Concluding message
The rate of UTIs in IC users is significantly higher than the general population, and the rate of UTIs is higher in the NLUTD patients than the non-NLUTD. Due to the known impact of IC use on clinical outcomes, it is important patients receive education on proper IC technique and have access to IC catheters with advanced technology to decrease known risk factors of UTIs.[2] In addition, other risk factors that increase infection risk in those performing IC require continued evaluation and management.
Figure 1
References
  1. Manack, A., Motsko, S. P., Haag-Molkenteller, C., Dmochowski, R. R., Goehring, E. L., Nguyen-Khoa, B.-A., & Jones, J. K. (2011). Epidemiology and healthcare utilization of neurogenic bladder patients in a us claims database. Neurourology and Urodynamics, 30(3), 395–401. https://doi.org/10.1002/nau.21003
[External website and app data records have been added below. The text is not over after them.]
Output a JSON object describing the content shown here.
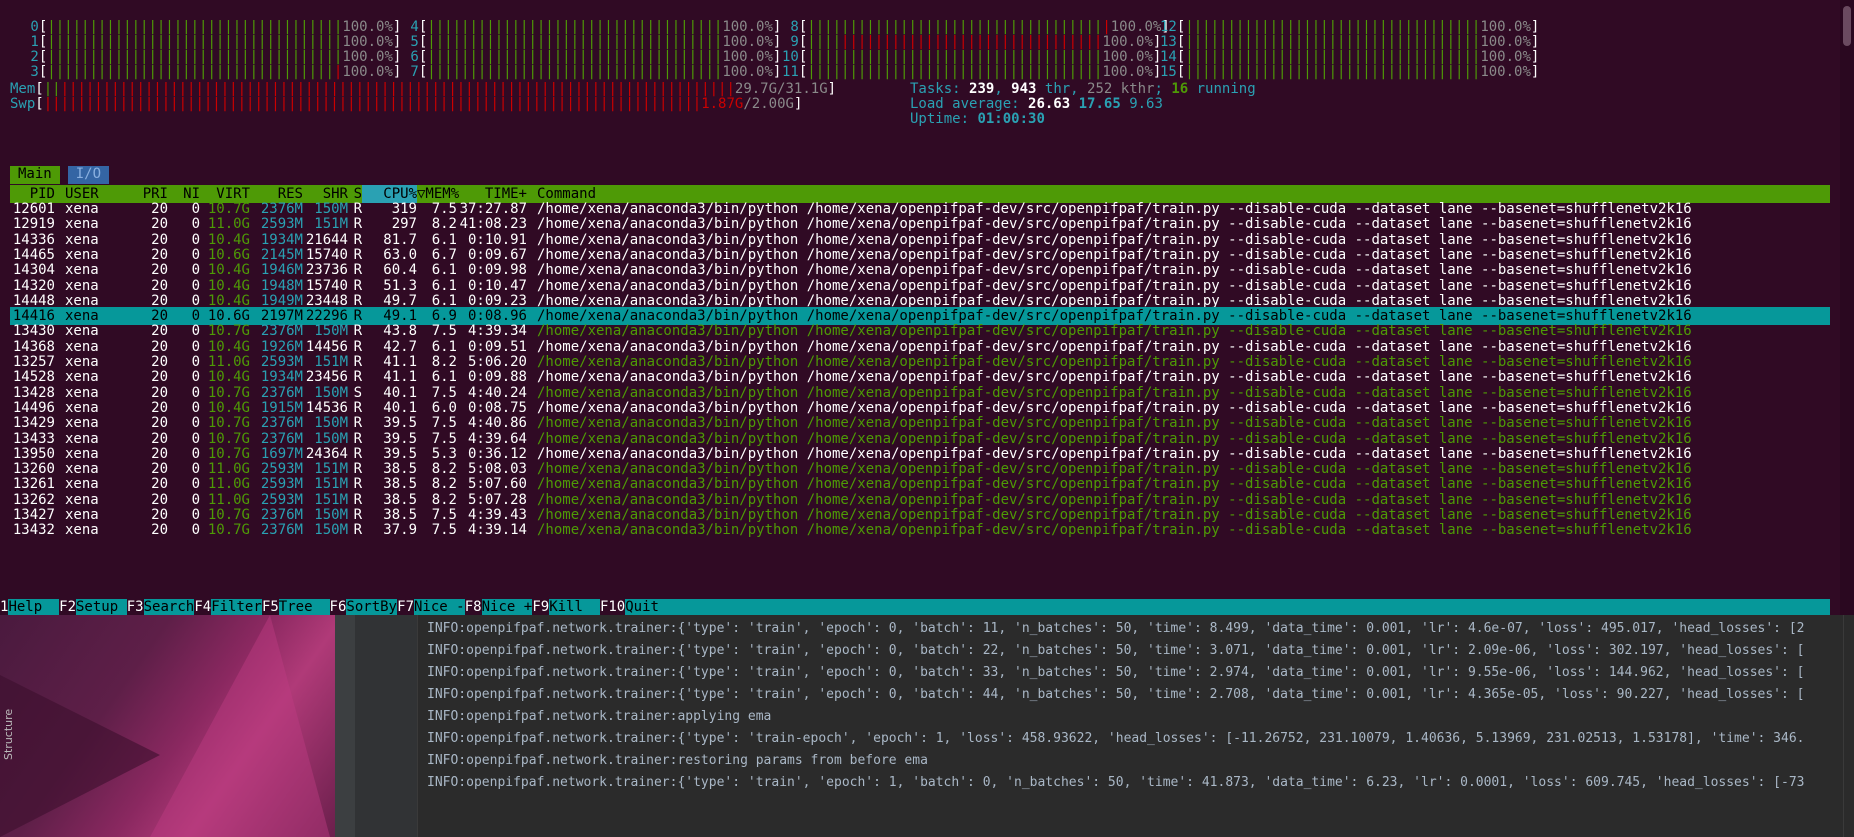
{
  "cpu_meters": [
    {
      "id": "0",
      "pct": "100.0%"
    },
    {
      "id": "1",
      "pct": "100.0%"
    },
    {
      "id": "2",
      "pct": "100.0%"
    },
    {
      "id": "3",
      "pct": "100.0%"
    },
    {
      "id": "4",
      "pct": "100.0%"
    },
    {
      "id": "5",
      "pct": "100.0%"
    },
    {
      "id": "6",
      "pct": "100.0%"
    },
    {
      "id": "7",
      "pct": "100.0%"
    },
    {
      "id": "8",
      "pct": "100.0%"
    },
    {
      "id": "9",
      "pct": "100.0%"
    },
    {
      "id": "10",
      "pct": "100.0%"
    },
    {
      "id": "11",
      "pct": "100.0%"
    },
    {
      "id": "12",
      "pct": "100.0%"
    },
    {
      "id": "13",
      "pct": "100.0%"
    },
    {
      "id": "14",
      "pct": "100.0%"
    },
    {
      "id": "15",
      "pct": "100.0%"
    }
  ],
  "mem": {
    "label": "Mem",
    "used": "29.7G",
    "total": "31.1G"
  },
  "swp": {
    "label": "Swp",
    "used": "1.87G",
    "total": "2.00G"
  },
  "tasks": {
    "label": "Tasks: ",
    "count": "239",
    "thr": "943",
    "thr_label": " thr, ",
    "kthr": "252 kthr",
    "running": "16",
    "running_label": " running"
  },
  "load": {
    "label": "Load average: ",
    "l1": "26.63",
    "l5": "17.65",
    "l15": "9.63"
  },
  "uptime": {
    "label": "Uptime: ",
    "value": "01:00:30"
  },
  "tabs": [
    {
      "label": "Main"
    },
    {
      "label": "I/O"
    }
  ],
  "columns": [
    "PID",
    "USER",
    "PRI",
    "NI",
    "VIRT",
    "RES",
    "SHR",
    "S",
    "CPU%",
    "▽MEM%",
    "TIME+",
    "Command"
  ],
  "processes": [
    [
      "12601",
      "xena",
      "20",
      "0",
      "10.7G",
      "2376M",
      "150M",
      "R",
      "319",
      "7.5",
      "37:27.87",
      "/home/xena/anaconda3/bin/python /home/xena/openpifpaf-dev/src/openpifpaf/train.py --disable-cuda --dataset lane --basenet=shufflenetv2k16"
    ],
    [
      "12919",
      "xena",
      "20",
      "0",
      "11.0G",
      "2593M",
      "151M",
      "R",
      "297",
      "8.2",
      "41:08.23",
      "/home/xena/anaconda3/bin/python /home/xena/openpifpaf-dev/src/openpifpaf/train.py --disable-cuda --dataset lane --basenet=shufflenetv2k16"
    ],
    [
      "14336",
      "xena",
      "20",
      "0",
      "10.4G",
      "1934M",
      "21644",
      "R",
      "81.7",
      "6.1",
      "0:10.91",
      "/home/xena/anaconda3/bin/python /home/xena/openpifpaf-dev/src/openpifpaf/train.py --disable-cuda --dataset lane --basenet=shufflenetv2k16"
    ],
    [
      "14465",
      "xena",
      "20",
      "0",
      "10.6G",
      "2145M",
      "15740",
      "R",
      "63.0",
      "6.7",
      "0:09.67",
      "/home/xena/anaconda3/bin/python /home/xena/openpifpaf-dev/src/openpifpaf/train.py --disable-cuda --dataset lane --basenet=shufflenetv2k16"
    ],
    [
      "14304",
      "xena",
      "20",
      "0",
      "10.4G",
      "1946M",
      "23736",
      "R",
      "60.4",
      "6.1",
      "0:09.98",
      "/home/xena/anaconda3/bin/python /home/xena/openpifpaf-dev/src/openpifpaf/train.py --disable-cuda --dataset lane --basenet=shufflenetv2k16"
    ],
    [
      "14320",
      "xena",
      "20",
      "0",
      "10.4G",
      "1948M",
      "15740",
      "R",
      "51.3",
      "6.1",
      "0:10.47",
      "/home/xena/anaconda3/bin/python /home/xena/openpifpaf-dev/src/openpifpaf/train.py --disable-cuda --dataset lane --basenet=shufflenetv2k16"
    ],
    [
      "14448",
      "xena",
      "20",
      "0",
      "10.4G",
      "1949M",
      "23448",
      "R",
      "49.7",
      "6.1",
      "0:09.23",
      "/home/xena/anaconda3/bin/python /home/xena/openpifpaf-dev/src/openpifpaf/train.py --disable-cuda --dataset lane --basenet=shufflenetv2k16"
    ],
    [
      "14416",
      "xena",
      "20",
      "0",
      "10.6G",
      "2197M",
      "22296",
      "R",
      "49.1",
      "6.9",
      "0:08.96",
      "/home/xena/anaconda3/bin/python /home/xena/openpifpaf-dev/src/openpifpaf/train.py --disable-cuda --dataset lane --basenet=shufflenetv2k16"
    ],
    [
      "13430",
      "xena",
      "20",
      "0",
      "10.7G",
      "2376M",
      "150M",
      "R",
      "43.8",
      "7.5",
      "4:39.34",
      "/home/xena/anaconda3/bin/python /home/xena/openpifpaf-dev/src/openpifpaf/train.py --disable-cuda --dataset lane --basenet=shufflenetv2k16"
    ],
    [
      "14368",
      "xena",
      "20",
      "0",
      "10.4G",
      "1926M",
      "14456",
      "R",
      "42.7",
      "6.1",
      "0:09.51",
      "/home/xena/anaconda3/bin/python /home/xena/openpifpaf-dev/src/openpifpaf/train.py --disable-cuda --dataset lane --basenet=shufflenetv2k16"
    ],
    [
      "13257",
      "xena",
      "20",
      "0",
      "11.0G",
      "2593M",
      "151M",
      "R",
      "41.1",
      "8.2",
      "5:06.20",
      "/home/xena/anaconda3/bin/python /home/xena/openpifpaf-dev/src/openpifpaf/train.py --disable-cuda --dataset lane --basenet=shufflenetv2k16"
    ],
    [
      "14528",
      "xena",
      "20",
      "0",
      "10.4G",
      "1934M",
      "23456",
      "R",
      "41.1",
      "6.1",
      "0:09.88",
      "/home/xena/anaconda3/bin/python /home/xena/openpifpaf-dev/src/openpifpaf/train.py --disable-cuda --dataset lane --basenet=shufflenetv2k16"
    ],
    [
      "13428",
      "xena",
      "20",
      "0",
      "10.7G",
      "2376M",
      "150M",
      "S",
      "40.1",
      "7.5",
      "4:40.24",
      "/home/xena/anaconda3/bin/python /home/xena/openpifpaf-dev/src/openpifpaf/train.py --disable-cuda --dataset lane --basenet=shufflenetv2k16"
    ],
    [
      "14496",
      "xena",
      "20",
      "0",
      "10.4G",
      "1915M",
      "14536",
      "R",
      "40.1",
      "6.0",
      "0:08.75",
      "/home/xena/anaconda3/bin/python /home/xena/openpifpaf-dev/src/openpifpaf/train.py --disable-cuda --dataset lane --basenet=shufflenetv2k16"
    ],
    [
      "13429",
      "xena",
      "20",
      "0",
      "10.7G",
      "2376M",
      "150M",
      "R",
      "39.5",
      "7.5",
      "4:40.86",
      "/home/xena/anaconda3/bin/python /home/xena/openpifpaf-dev/src/openpifpaf/train.py --disable-cuda --dataset lane --basenet=shufflenetv2k16"
    ],
    [
      "13433",
      "xena",
      "20",
      "0",
      "10.7G",
      "2376M",
      "150M",
      "R",
      "39.5",
      "7.5",
      "4:39.64",
      "/home/xena/anaconda3/bin/python /home/xena/openpifpaf-dev/src/openpifpaf/train.py --disable-cuda --dataset lane --basenet=shufflenetv2k16"
    ],
    [
      "13950",
      "xena",
      "20",
      "0",
      "10.7G",
      "1697M",
      "24364",
      "R",
      "39.5",
      "5.3",
      "0:36.12",
      "/home/xena/anaconda3/bin/python /home/xena/openpifpaf-dev/src/openpifpaf/train.py --disable-cuda --dataset lane --basenet=shufflenetv2k16"
    ],
    [
      "13260",
      "xena",
      "20",
      "0",
      "11.0G",
      "2593M",
      "151M",
      "R",
      "38.5",
      "8.2",
      "5:08.03",
      "/home/xena/anaconda3/bin/python /home/xena/openpifpaf-dev/src/openpifpaf/train.py --disable-cuda --dataset lane --basenet=shufflenetv2k16"
    ],
    [
      "13261",
      "xena",
      "20",
      "0",
      "11.0G",
      "2593M",
      "151M",
      "R",
      "38.5",
      "8.2",
      "5:07.60",
      "/home/xena/anaconda3/bin/python /home/xena/openpifpaf-dev/src/openpifpaf/train.py --disable-cuda --dataset lane --basenet=shufflenetv2k16"
    ],
    [
      "13262",
      "xena",
      "20",
      "0",
      "11.0G",
      "2593M",
      "151M",
      "R",
      "38.5",
      "8.2",
      "5:07.28",
      "/home/xena/anaconda3/bin/python /home/xena/openpifpaf-dev/src/openpifpaf/train.py --disable-cuda --dataset lane --basenet=shufflenetv2k16"
    ],
    [
      "13427",
      "xena",
      "20",
      "0",
      "10.7G",
      "2376M",
      "150M",
      "R",
      "38.5",
      "7.5",
      "4:39.43",
      "/home/xena/anaconda3/bin/python /home/xena/openpifpaf-dev/src/openpifpaf/train.py --disable-cuda --dataset lane --basenet=shufflenetv2k16"
    ],
    [
      "13432",
      "xena",
      "20",
      "0",
      "10.7G",
      "2376M",
      "150M",
      "R",
      "37.9",
      "7.5",
      "4:39.14",
      "/home/xena/anaconda3/bin/python /home/xena/openpifpaf-dev/src/openpifpaf/train.py --disable-cuda --dataset lane --basenet=shufflenetv2k16"
    ]
  ],
  "fkeys": [
    {
      "key": "1",
      "label": "Help  "
    },
    {
      "key": "F2",
      "label": "Setup "
    },
    {
      "key": "F3",
      "label": "Search"
    },
    {
      "key": "F4",
      "label": "Filter"
    },
    {
      "key": "F5",
      "label": "Tree  "
    },
    {
      "key": "F6",
      "label": "SortBy"
    },
    {
      "key": "F7",
      "label": "Nice -"
    },
    {
      "key": "F8",
      "label": "Nice +"
    },
    {
      "key": "F9",
      "label": "Kill  "
    },
    {
      "key": "F10",
      "label": "Quit"
    }
  ],
  "ide": {
    "structure_tab": "Structure"
  },
  "log_lines": [
    "INFO:openpifpaf.network.trainer:{'type': 'train', 'epoch': 0, 'batch': 11, 'n_batches': 50, 'time': 8.499, 'data_time': 0.001, 'lr': 4.6e-07, 'loss': 495.017, 'head_losses': [2",
    "INFO:openpifpaf.network.trainer:{'type': 'train', 'epoch': 0, 'batch': 22, 'n_batches': 50, 'time': 3.071, 'data_time': 0.001, 'lr': 2.09e-06, 'loss': 302.197, 'head_losses': [",
    "INFO:openpifpaf.network.trainer:{'type': 'train', 'epoch': 0, 'batch': 33, 'n_batches': 50, 'time': 2.974, 'data_time': 0.001, 'lr': 9.55e-06, 'loss': 144.962, 'head_losses': [",
    "INFO:openpifpaf.network.trainer:{'type': 'train', 'epoch': 0, 'batch': 44, 'n_batches': 50, 'time': 2.708, 'data_time': 0.001, 'lr': 4.365e-05, 'loss': 90.227, 'head_losses': [",
    "INFO:openpifpaf.network.trainer:applying ema",
    "INFO:openpifpaf.network.trainer:{'type': 'train-epoch', 'epoch': 1, 'loss': 458.93622, 'head_losses': [-11.26752, 231.10079, 1.40636, 5.13969, 231.02513, 1.53178], 'time': 346.",
    "INFO:openpifpaf.network.trainer:restoring params from before ema",
    "INFO:openpifpaf.network.trainer:{'type': 'train', 'epoch': 1, 'batch': 0, 'n_batches': 50, 'time': 41.873, 'data_time': 6.23, 'lr': 0.0001, 'loss': 609.745, 'head_losses': [-73"
  ]
}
  2. Kennelly M, Thiruchelvan N, Averbeck MA, Konstatinidis C, Chartier-Kastler E, Trojgaard P, Vaabengaard R, Krassioukov A, Jakobsen BP. Adult Neurogenic Lower Urinary Tract Dysfunction and Intermittent Catheterization in a Community Setting: Risk Factors Model for Urinary Tract Infections. Adv Urol. 2019:2757862. doi: 10.1155/2019/2757862. eCollection 2019.
Disclosures
Funding This abstract was supported by Coloplast. Clinical Trial No Subjects None
18/01/2022 10:39:24